The All-New City features an eight-inch infotainment system replete with Apple CarPlay and Android Auto. It also gets the next-gen Honda Connect connected automobile tech that allows you to remotely control 32 characteristics of the car, including SOS alerts, real time entry, find my vehicle, book a service and a whole lot more.
How’s it like to Drive& Engine Performance?
The New City can be obtained with three engine/gearbox mixes. There is a 1.5-liter gas unit using manual and automatic (CVT) transmissions and a 1.5-liter diesel with a manual. We’re driving the 1.5-liter gasoline version, which is coupled to a six-speed manual. This is a totally reworked engine using a DOHC setup, also benefits from VTC (Variable Valve Timing Control). The iVTEC engine offers two camera profiles the lesser one for superior efficiency and combustion, and also the high camera for performance.
The free-revving engine seems refined and is barely audible at idle, but as the revs rise past 4,000rpm, it starts sounding raspy. There’s adequate torque available lower down the revs, so even with small throttle inputs, the engine responds quickly to keep up with the traffic. And, should you wish to make swift progress, there is dollops of torque available in the mid century past the 2,500rpm mark. With this, a gentle dab on the throttle is sufficient to overtake the vehicles ahead, while it also makes keeping triple-digit speeds on the highways, simple. What’s more, if you’re in for some spirited driving, there’s a fantastic surge of electricity throughout the broad power band, before it starts tapering down around 6,500rpm.
The gearbox provides short throws along with well-defined gates, which essentially does not necessitate much attempt to work through the gears. But, it felt somewhat notchy to function. Otherwise, the elastic gearing permits you to run a higher equipment at lower rates; for example, we were able to drive in third gear between 20-30kmph, without having to downshift. On the flip side, in case you need to create a quick overtake, you would have to downshift to whizz past traffic. Nevertheless, the tall nature of the higher gears means that you can maintain cruising speeds at low rpms, which should translate to greater fuel economy.
Coming to the ride piece, the suspension rounds off bumps nicely and provides sufficient cushion over sharper edges. And as you build rate, the suspension cleans out undulations and maintains composure superbly. It is only when you suddenly encounter a tough patch at high speeds, when the ride unsettles slightly. Honda appears to have found a good balance between relaxation and sporty. It’s a good heft at city-speeds and weighs up adequately as the rate increases. And although it isn’t vague at the centre, we’d have expected more feedback. On the contrary, the wheels lack first bite but offer very good progression and stopping power. But you get a wooden or weathered texture in the pedal.

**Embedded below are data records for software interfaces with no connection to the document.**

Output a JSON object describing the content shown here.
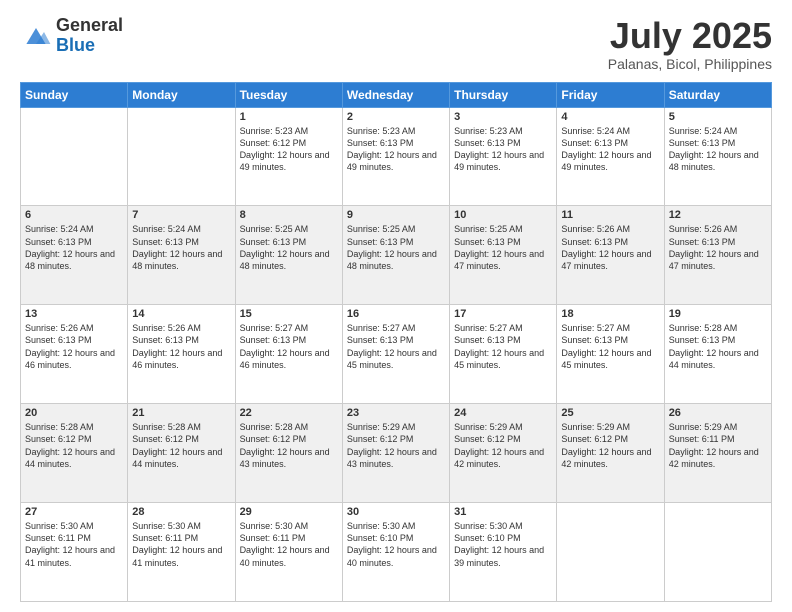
{
  "header": {
    "logo": {
      "general": "General",
      "blue": "Blue"
    },
    "title": "July 2025",
    "location": "Palanas, Bicol, Philippines"
  },
  "weekdays": [
    "Sunday",
    "Monday",
    "Tuesday",
    "Wednesday",
    "Thursday",
    "Friday",
    "Saturday"
  ],
  "weeks": [
    [
      {
        "day": null,
        "sunrise": null,
        "sunset": null,
        "daylight": null
      },
      {
        "day": null,
        "sunrise": null,
        "sunset": null,
        "daylight": null
      },
      {
        "day": "1",
        "sunrise": "Sunrise: 5:23 AM",
        "sunset": "Sunset: 6:12 PM",
        "daylight": "Daylight: 12 hours and 49 minutes."
      },
      {
        "day": "2",
        "sunrise": "Sunrise: 5:23 AM",
        "sunset": "Sunset: 6:13 PM",
        "daylight": "Daylight: 12 hours and 49 minutes."
      },
      {
        "day": "3",
        "sunrise": "Sunrise: 5:23 AM",
        "sunset": "Sunset: 6:13 PM",
        "daylight": "Daylight: 12 hours and 49 minutes."
      },
      {
        "day": "4",
        "sunrise": "Sunrise: 5:24 AM",
        "sunset": "Sunset: 6:13 PM",
        "daylight": "Daylight: 12 hours and 49 minutes."
      },
      {
        "day": "5",
        "sunrise": "Sunrise: 5:24 AM",
        "sunset": "Sunset: 6:13 PM",
        "daylight": "Daylight: 12 hours and 48 minutes."
      }
    ],
    [
      {
        "day": "6",
        "sunrise": "Sunrise: 5:24 AM",
        "sunset": "Sunset: 6:13 PM",
        "daylight": "Daylight: 12 hours and 48 minutes."
      },
      {
        "day": "7",
        "sunrise": "Sunrise: 5:24 AM",
        "sunset": "Sunset: 6:13 PM",
        "daylight": "Daylight: 12 hours and 48 minutes."
      },
      {
        "day": "8",
        "sunrise": "Sunrise: 5:25 AM",
        "sunset": "Sunset: 6:13 PM",
        "daylight": "Daylight: 12 hours and 48 minutes."
      },
      {
        "day": "9",
        "sunrise": "Sunrise: 5:25 AM",
        "sunset": "Sunset: 6:13 PM",
        "daylight": "Daylight: 12 hours and 48 minutes."
      },
      {
        "day": "10",
        "sunrise": "Sunrise: 5:25 AM",
        "sunset": "Sunset: 6:13 PM",
        "daylight": "Daylight: 12 hours and 47 minutes."
      },
      {
        "day": "11",
        "sunrise": "Sunrise: 5:26 AM",
        "sunset": "Sunset: 6:13 PM",
        "daylight": "Daylight: 12 hours and 47 minutes."
      },
      {
        "day": "12",
        "sunrise": "Sunrise: 5:26 AM",
        "sunset": "Sunset: 6:13 PM",
        "daylight": "Daylight: 12 hours and 47 minutes."
      }
    ],
    [
      {
        "day": "13",
        "sunrise": "Sunrise: 5:26 AM",
        "sunset": "Sunset: 6:13 PM",
        "daylight": "Daylight: 12 hours and 46 minutes."
      },
      {
        "day": "14",
        "sunrise": "Sunrise: 5:26 AM",
        "sunset": "Sunset: 6:13 PM",
        "daylight": "Daylight: 12 hours and 46 minutes."
      },
      {
        "day": "15",
        "sunrise": "Sunrise: 5:27 AM",
        "sunset": "Sunset: 6:13 PM",
        "daylight": "Daylight: 12 hours and 46 minutes."
      },
      {
        "day": "16",
        "sunrise": "Sunrise: 5:27 AM",
        "sunset": "Sunset: 6:13 PM",
        "daylight": "Daylight: 12 hours and 45 minutes."
      },
      {
        "day": "17",
        "sunrise": "Sunrise: 5:27 AM",
        "sunset": "Sunset: 6:13 PM",
        "daylight": "Daylight: 12 hours and 45 minutes."
      },
      {
        "day": "18",
        "sunrise": "Sunrise: 5:27 AM",
        "sunset": "Sunset: 6:13 PM",
        "daylight": "Daylight: 12 hours and 45 minutes."
      },
      {
        "day": "19",
        "sunrise": "Sunrise: 5:28 AM",
        "sunset": "Sunset: 6:13 PM",
        "daylight": "Daylight: 12 hours and 44 minutes."
      }
    ],
    [
      {
        "day": "20",
        "sunrise": "Sunrise: 5:28 AM",
        "sunset": "Sunset: 6:12 PM",
        "daylight": "Daylight: 12 hours and 44 minutes."
      },
      {
        "day": "21",
        "sunrise": "Sunrise: 5:28 AM",
        "sunset": "Sunset: 6:12 PM",
        "daylight": "Daylight: 12 hours and 44 minutes."
      },
      {
        "day": "22",
        "sunrise": "Sunrise: 5:28 AM",
        "sunset": "Sunset: 6:12 PM",
        "daylight": "Daylight: 12 hours and 43 minutes."
      },
      {
        "day": "23",
        "sunrise": "Sunrise: 5:29 AM",
        "sunset": "Sunset: 6:12 PM",
        "daylight": "Daylight: 12 hours and 43 minutes."
      },
      {
        "day": "24",
        "sunrise": "Sunrise: 5:29 AM",
        "sunset": "Sunset: 6:12 PM",
        "daylight": "Daylight: 12 hours and 42 minutes."
      },
      {
        "day": "25",
        "sunrise": "Sunrise: 5:29 AM",
        "sunset": "Sunset: 6:12 PM",
        "daylight": "Daylight: 12 hours and 42 minutes."
      },
      {
        "day": "26",
        "sunrise": "Sunrise: 5:29 AM",
        "sunset": "Sunset: 6:11 PM",
        "daylight": "Daylight: 12 hours and 42 minutes."
      }
    ],
    [
      {
        "day": "27",
        "sunrise": "Sunrise: 5:30 AM",
        "sunset": "Sunset: 6:11 PM",
        "daylight": "Daylight: 12 hours and 41 minutes."
      },
      {
        "day": "28",
        "sunrise": "Sunrise: 5:30 AM",
        "sunset": "Sunset: 6:11 PM",
        "daylight": "Daylight: 12 hours and 41 minutes."
      },
      {
        "day": "29",
        "sunrise": "Sunrise: 5:30 AM",
        "sunset": "Sunset: 6:11 PM",
        "daylight": "Daylight: 12 hours and 40 minutes."
      },
      {
        "day": "30",
        "sunrise": "Sunrise: 5:30 AM",
        "sunset": "Sunset: 6:10 PM",
        "daylight": "Daylight: 12 hours and 40 minutes."
      },
      {
        "day": "31",
        "sunrise": "Sunrise: 5:30 AM",
        "sunset": "Sunset: 6:10 PM",
        "daylight": "Daylight: 12 hours and 39 minutes."
      },
      {
        "day": null,
        "sunrise": null,
        "sunset": null,
        "daylight": null
      },
      {
        "day": null,
        "sunrise": null,
        "sunset": null,
        "daylight": null
      }
    ]
  ]
}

Should I buy Honda City 2020?
The All-New City is a persuasive package in the midsize sedan section that offers a sporty design, is filled with features, and features a comfortable and spacious cabin. The new City must appeal to the family man as well as the enthusiast in you, with its neutral street manners and the engaging drive encounter. And, in addition to the Honda connected car tech, it also receives a comprehensive security kit that includes six airbags, vehicle stability assist, tyre pressure monitoring system, hill start assist and much more. What’s more, it also comes with a five-star safety score in ASEAN NCAP. If anything, then we would’ve appreciated a better infotainment system and quality plastics in the lower parts. However, these are not a deal-breaker for what the All-New City provides.